Hawthorn is a good example of a shrub that has been widely planted on farms in recent decades.
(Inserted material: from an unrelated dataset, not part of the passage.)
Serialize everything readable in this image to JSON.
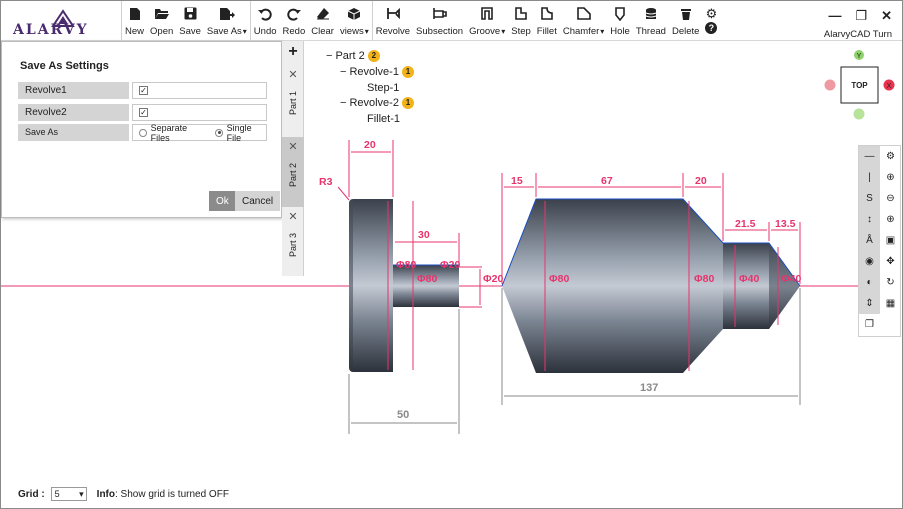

Research on native Welsh populations of hawthorn* has demonstrated that in comparison with an imported Hungarian strain, the native plants grow better in their native and highly stressed upland environment, are more thorny (hence they were more likely to form stockproof boundaries) and suffer substantially less disease.
It is suspected that there may be considerable local genetic and adaptive variation among wild hawthorn populations throughout Britain, although this is an area which requires more research.
Variation among native wild populations may be particularly important in confering adaptive traits within stressed environments, such as on droughty or very wet soils, or in areas with climatic extremes (e.g. where there are hard winters or high rainfall).
* Funded by the Ministry of Agriculture and carried out by Dr Andrew Jones and colleagues at the Institute of Grassland and Environmental Research (IGER). For further information contact firstname.lastname@example.org